Why PlantWise Gardening is Important
Escaped horticultural plants (including garden, pond and aquarium plants) can have serious impacts on biological diversity in wild habitats, and resource quality in cultivated fields.
Did you know that some common wildflowers are considered contaminants in grain, and can dramatically reduce the quality of pasture fields?
- Two examples are scentless chamomile (Tripleurospermum inodorum) and oxeye daisy (Leucanthemum vulgare). Although admired in the wild for their striking, white daisy flowers, theses plants can cause serious economic losses in agricultural fields.
Did you know that ornamental plants may act as hosts to agricultural pests?
- For example, barberry, a group of deciduous, flowering shrubs (Berberis species) can host a problematic fungal infection in wheat. For that reason, the Plant Protection Regulation prohibits any movement of barberry plants in Canada.
Did you know that wildflower seed mixes often include plants that are invasive?

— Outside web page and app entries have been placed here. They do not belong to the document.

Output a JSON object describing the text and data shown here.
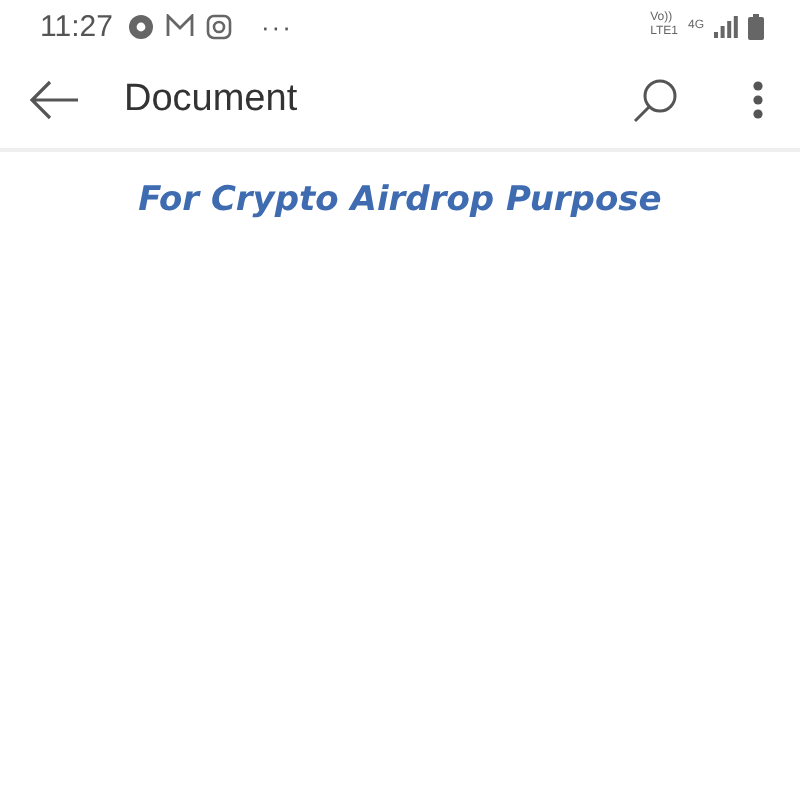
{
  "status_bar": {
    "time": "11:27",
    "more": "···",
    "network": {
      "voice": "Vo))",
      "lte": "LTE1",
      "generation": "4G"
    }
  },
  "toolbar": {
    "title": "Document"
  },
  "document": {
    "heading": "For Crypto Airdrop Purpose"
  }
}
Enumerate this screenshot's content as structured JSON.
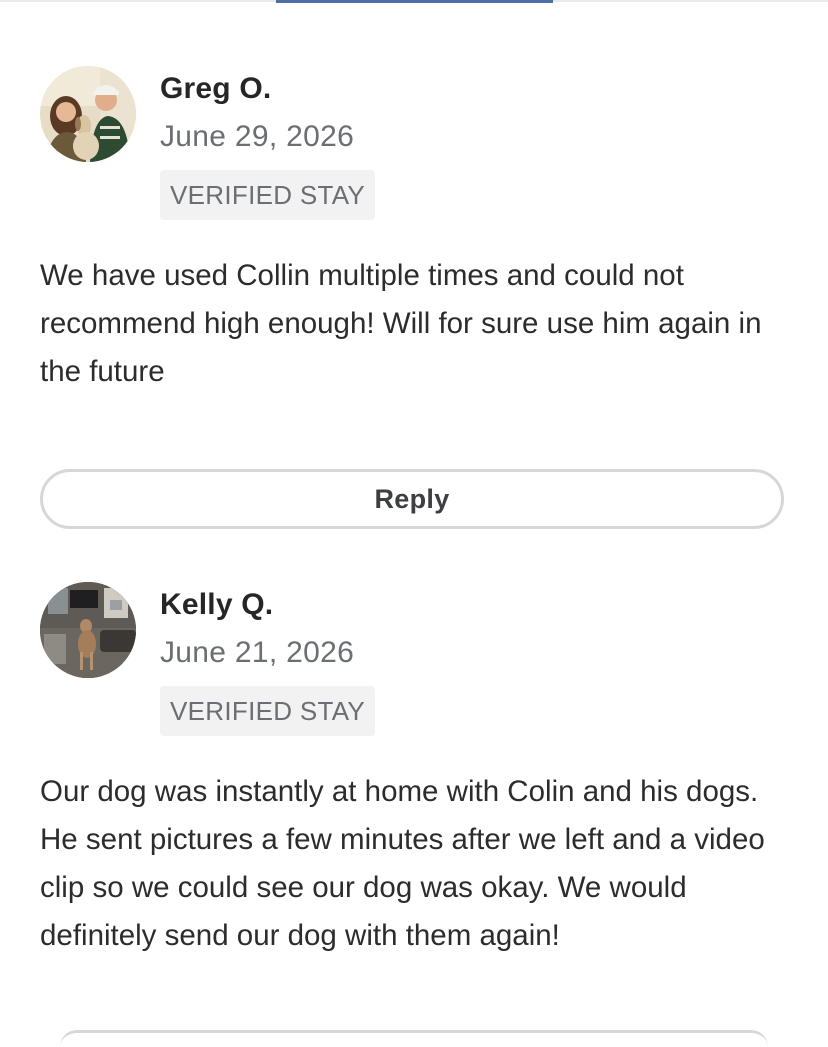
{
  "reviews": [
    {
      "avatar": "reviewer-photo-couple-with-dog",
      "name": "Greg O.",
      "date": "June 29, 2026",
      "badge": "VERIFIED STAY",
      "text": "We have used Collin multiple times and could not recommend high enough! Will for sure use him again in the future",
      "reply_label": "Reply"
    },
    {
      "avatar": "reviewer-photo-dog-in-living-room",
      "name": "Kelly Q.",
      "date": "June 21, 2026",
      "badge": "VERIFIED STAY",
      "text": "Our dog was instantly at home with Colin and his dogs. He sent pictures a few minutes after we left and a video clip so we could see our dog was okay. We would definitely send our dog with them again!"
    }
  ],
  "colors": {
    "accent": "#4d6fa6",
    "badge_bg": "#f2f2f3",
    "muted_text": "#6b6e72",
    "button_border": "#d6d7d9"
  }
}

- For example, butter and eggs (also known as yellow toadflax; Linaria vulgaris) is invasive but is also commonly distributed in seed mixes. However, like many “good” groundcovers, toadflax plants spread easily and have become a serious problem in agricultural fields.

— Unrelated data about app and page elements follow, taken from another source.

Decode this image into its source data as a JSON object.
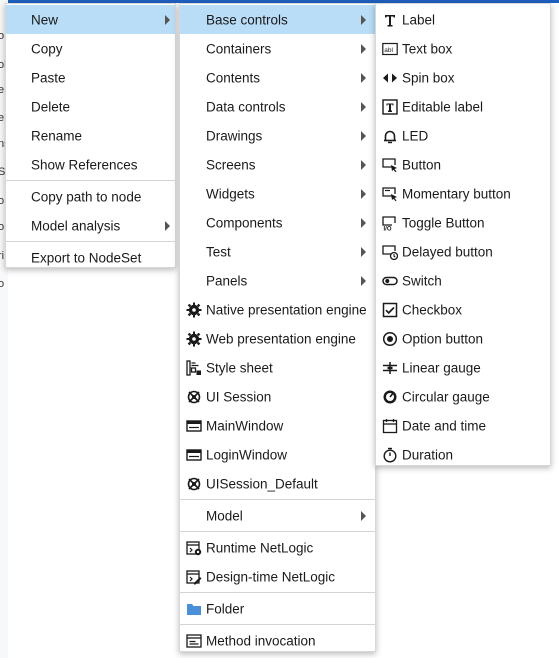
{
  "menu1": {
    "items": [
      {
        "label": "New",
        "submenu": true,
        "highlighted": true
      },
      {
        "label": "Copy"
      },
      {
        "label": "Paste"
      },
      {
        "label": "Delete"
      },
      {
        "label": "Rename"
      },
      {
        "label": "Show References"
      },
      {
        "separator": true
      },
      {
        "label": "Copy path to node"
      },
      {
        "label": "Model analysis",
        "submenu": true
      },
      {
        "separator": true
      },
      {
        "label": "Export to NodeSet"
      }
    ]
  },
  "menu2": {
    "items": [
      {
        "label": "Base controls",
        "submenu": true,
        "highlighted": true
      },
      {
        "label": "Containers",
        "submenu": true
      },
      {
        "label": "Contents",
        "submenu": true
      },
      {
        "label": "Data controls",
        "submenu": true
      },
      {
        "label": "Drawings",
        "submenu": true
      },
      {
        "label": "Screens",
        "submenu": true
      },
      {
        "label": "Widgets",
        "submenu": true
      },
      {
        "label": "Components",
        "submenu": true
      },
      {
        "label": "Test",
        "submenu": true
      },
      {
        "label": "Panels",
        "submenu": true
      },
      {
        "label": "Native presentation engine",
        "icon": "gear-icon"
      },
      {
        "label": "Web presentation engine",
        "icon": "gear-icon"
      },
      {
        "label": "Style sheet",
        "icon": "stylesheet-icon"
      },
      {
        "label": "UI Session",
        "icon": "session-icon"
      },
      {
        "label": "MainWindow",
        "icon": "window-icon"
      },
      {
        "label": "LoginWindow",
        "icon": "window-icon"
      },
      {
        "label": "UISession_Default",
        "icon": "session-icon"
      },
      {
        "separator": true
      },
      {
        "label": "Model",
        "submenu": true
      },
      {
        "separator": true
      },
      {
        "label": "Runtime NetLogic",
        "icon": "runtime-netlogic-icon"
      },
      {
        "label": "Design-time NetLogic",
        "icon": "designtime-netlogic-icon"
      },
      {
        "separator": true
      },
      {
        "label": "Folder",
        "icon": "folder-icon"
      },
      {
        "separator": true
      },
      {
        "label": "Method invocation",
        "icon": "method-invocation-icon"
      }
    ]
  },
  "menu3": {
    "items": [
      {
        "label": "Label",
        "icon": "label-icon"
      },
      {
        "label": "Text box",
        "icon": "textbox-icon"
      },
      {
        "label": "Spin box",
        "icon": "spinbox-icon"
      },
      {
        "label": "Editable label",
        "icon": "editable-label-icon"
      },
      {
        "label": "LED",
        "icon": "led-icon"
      },
      {
        "label": "Button",
        "icon": "button-icon"
      },
      {
        "label": "Momentary button",
        "icon": "momentary-button-icon"
      },
      {
        "label": "Toggle Button",
        "icon": "toggle-button-icon"
      },
      {
        "label": "Delayed button",
        "icon": "delayed-button-icon"
      },
      {
        "label": "Switch",
        "icon": "switch-icon"
      },
      {
        "label": "Checkbox",
        "icon": "checkbox-icon"
      },
      {
        "label": "Option button",
        "icon": "option-button-icon"
      },
      {
        "label": "Linear gauge",
        "icon": "linear-gauge-icon"
      },
      {
        "label": "Circular gauge",
        "icon": "circular-gauge-icon"
      },
      {
        "label": "Date and time",
        "icon": "date-time-icon"
      },
      {
        "label": "Duration",
        "icon": "duration-icon"
      }
    ]
  },
  "background": {
    "fragments": [
      "o",
      "ol",
      "e",
      "e",
      "ns",
      "S",
      "o",
      "o",
      "ri",
      "o"
    ]
  },
  "colors": {
    "highlight": "#b9ddf7",
    "folder": "#4a8fd8",
    "accent": "#1f5fbf"
  }
}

Did you know that plants may escape out of your garden (via seeds or stems) into natural habitats where they may compete with native species for resources?
- For example, periwinkle (Vinca minor), a low maintenance hence popular ground cover, is well documented to have spread into forests where its abundance has serious effects on forest floor ecology.

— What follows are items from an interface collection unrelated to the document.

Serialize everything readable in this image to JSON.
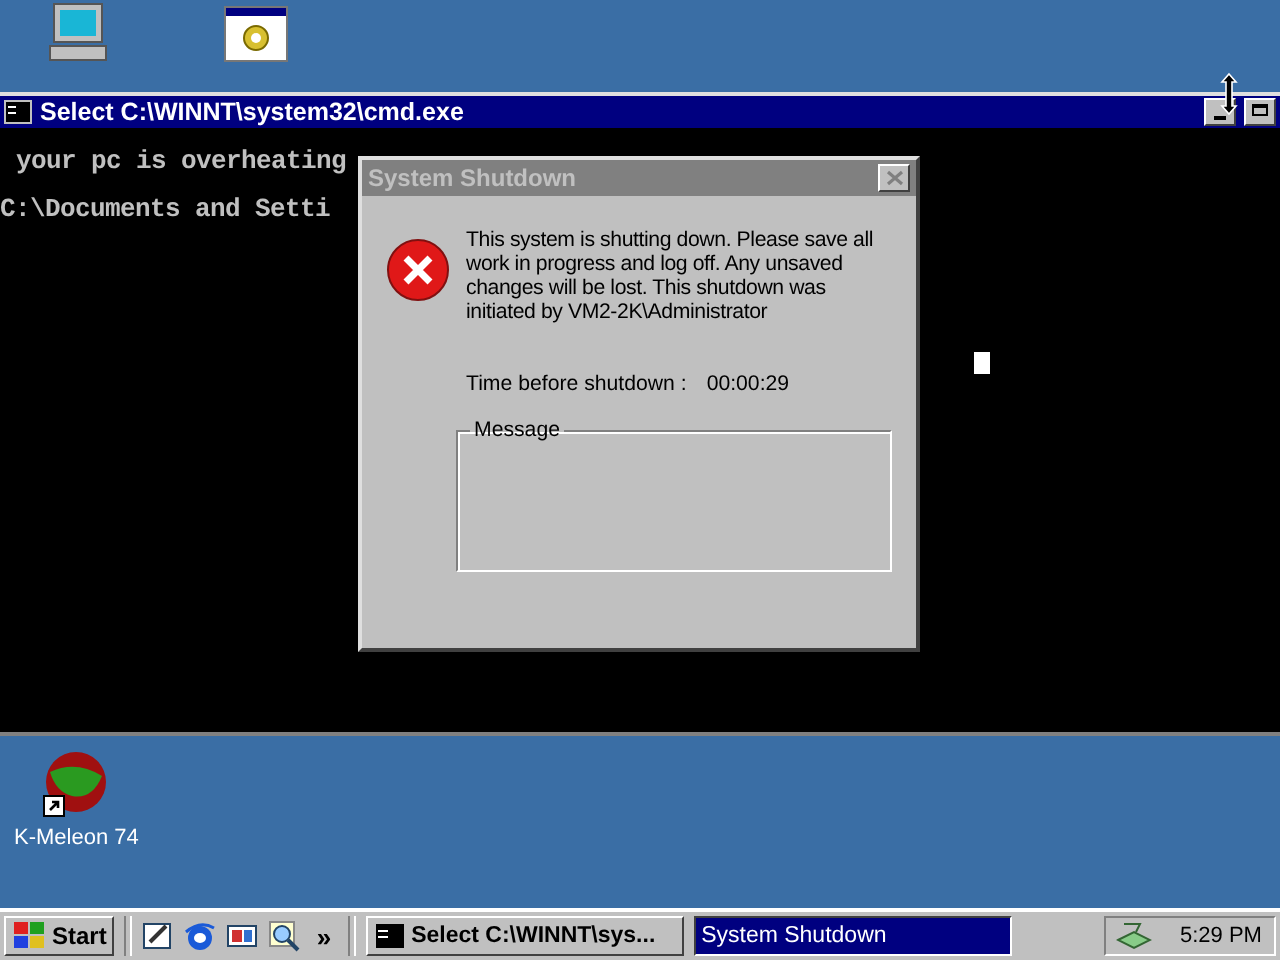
{
  "console_window": {
    "title": "Select C:\\WINNT\\system32\\cmd.exe",
    "lines": [
      "your pc is overheating",
      "C:\\Documents and Setti"
    ]
  },
  "dialog": {
    "title": "System Shutdown",
    "message": "This system is shutting down. Please save all work in progress and log off. Any unsaved changes will be lost. This shutdown was initiated by VM2-2K\\Administrator",
    "time_label": "Time before shutdown :",
    "time_value": "00:00:29",
    "group_label": "Message"
  },
  "desktop_shortcut": {
    "label": "K-Meleon 74"
  },
  "taskbar": {
    "start": "Start",
    "chevron": "»",
    "tasks": [
      {
        "label": "Select C:\\WINNT\\sys...",
        "selected": false,
        "kind": "console"
      },
      {
        "label": "System Shutdown",
        "selected": true,
        "kind": "dialog"
      }
    ],
    "clock": "5:29 PM"
  }
}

Plant wise choices will reduce the impact and escape of invasive species from gardens and landscapes. This website is designed to help everyone learn about the most important invasive species from across Canada and commonly used in horticulture or traded among gardening enthusiasts.